The following ISBNs are associated with this title:

ISBN - 10:0545813271

ISBN - 13:9780545813273

Reviews

Editorial Reviews

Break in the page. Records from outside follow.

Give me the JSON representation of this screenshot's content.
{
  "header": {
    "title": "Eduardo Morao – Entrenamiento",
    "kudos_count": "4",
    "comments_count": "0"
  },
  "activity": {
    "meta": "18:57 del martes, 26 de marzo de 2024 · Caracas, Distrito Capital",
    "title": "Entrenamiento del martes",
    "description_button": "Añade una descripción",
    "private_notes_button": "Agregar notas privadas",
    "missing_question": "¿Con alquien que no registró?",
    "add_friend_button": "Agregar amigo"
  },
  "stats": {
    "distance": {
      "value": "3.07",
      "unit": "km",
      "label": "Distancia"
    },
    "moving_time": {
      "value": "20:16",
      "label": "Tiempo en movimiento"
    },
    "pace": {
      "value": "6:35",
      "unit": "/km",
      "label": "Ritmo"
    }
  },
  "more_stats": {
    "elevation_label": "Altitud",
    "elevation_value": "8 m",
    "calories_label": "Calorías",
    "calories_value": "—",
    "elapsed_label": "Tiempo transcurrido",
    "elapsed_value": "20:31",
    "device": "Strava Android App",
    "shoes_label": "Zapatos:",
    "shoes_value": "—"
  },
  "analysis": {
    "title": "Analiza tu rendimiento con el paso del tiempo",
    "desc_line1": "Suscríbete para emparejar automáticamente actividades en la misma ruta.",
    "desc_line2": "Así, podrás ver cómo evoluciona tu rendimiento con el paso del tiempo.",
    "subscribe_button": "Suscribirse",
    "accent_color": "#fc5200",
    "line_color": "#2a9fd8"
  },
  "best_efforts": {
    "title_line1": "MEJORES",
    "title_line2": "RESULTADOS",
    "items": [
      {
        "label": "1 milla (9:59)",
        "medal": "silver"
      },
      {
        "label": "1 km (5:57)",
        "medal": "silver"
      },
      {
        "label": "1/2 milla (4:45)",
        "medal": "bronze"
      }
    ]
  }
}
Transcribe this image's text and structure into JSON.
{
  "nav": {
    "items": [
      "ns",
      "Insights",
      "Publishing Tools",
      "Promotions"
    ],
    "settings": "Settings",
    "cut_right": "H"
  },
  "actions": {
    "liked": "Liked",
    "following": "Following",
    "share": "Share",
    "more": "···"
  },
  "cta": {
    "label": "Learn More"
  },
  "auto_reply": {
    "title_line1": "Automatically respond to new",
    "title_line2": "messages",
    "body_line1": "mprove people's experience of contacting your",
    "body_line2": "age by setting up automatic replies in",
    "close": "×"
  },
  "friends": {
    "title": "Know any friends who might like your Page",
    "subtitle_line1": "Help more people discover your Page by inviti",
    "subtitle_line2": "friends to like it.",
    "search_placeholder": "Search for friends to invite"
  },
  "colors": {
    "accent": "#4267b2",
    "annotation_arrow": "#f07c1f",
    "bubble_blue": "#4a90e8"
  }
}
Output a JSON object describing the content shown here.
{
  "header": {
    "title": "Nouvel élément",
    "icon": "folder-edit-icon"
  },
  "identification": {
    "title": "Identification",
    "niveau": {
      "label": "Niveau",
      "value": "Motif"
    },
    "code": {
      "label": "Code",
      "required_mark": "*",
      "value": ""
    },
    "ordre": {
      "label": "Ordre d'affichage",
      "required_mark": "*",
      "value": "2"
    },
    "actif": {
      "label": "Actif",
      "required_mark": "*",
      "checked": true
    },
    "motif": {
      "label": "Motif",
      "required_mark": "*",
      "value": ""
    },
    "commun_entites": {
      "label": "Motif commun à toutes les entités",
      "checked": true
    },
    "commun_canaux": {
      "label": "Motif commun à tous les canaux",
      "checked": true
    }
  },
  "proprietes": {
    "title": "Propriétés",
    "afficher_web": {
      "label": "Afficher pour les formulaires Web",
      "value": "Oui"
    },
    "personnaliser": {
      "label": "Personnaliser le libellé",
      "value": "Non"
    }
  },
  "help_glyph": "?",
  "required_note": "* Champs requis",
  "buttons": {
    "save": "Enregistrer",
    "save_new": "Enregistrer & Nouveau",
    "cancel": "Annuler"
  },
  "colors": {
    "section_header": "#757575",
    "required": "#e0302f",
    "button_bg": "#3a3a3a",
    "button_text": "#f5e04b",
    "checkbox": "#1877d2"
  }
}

Praise for HAVE YOU SEEN MY DUCK? (by Janet A. Holmes and illustrated by Jonathan Bentley)"High on the cuteness scale, this will be a welcome addition to preschool collections." --SCHOOL LIBRARY JOURNAL"Bentley's charming watercolors present the epitome of a little boy (bare feet and all) and his well-loved stuffy." --KIRKUS REVIEWS"Both the narrative and the illustrations are particularly successful at communicating the boy's feelings .... The pencil-and-watercolor illustrations have a casual, sketchy informality, with loose pencil lines adding detail and a sense of simplicity; the art reinforces the child-centeredness of the tale by never showing any adult faces." --THE BULLETIN OF THE CENTER FOR CHILDREN'S BOOKS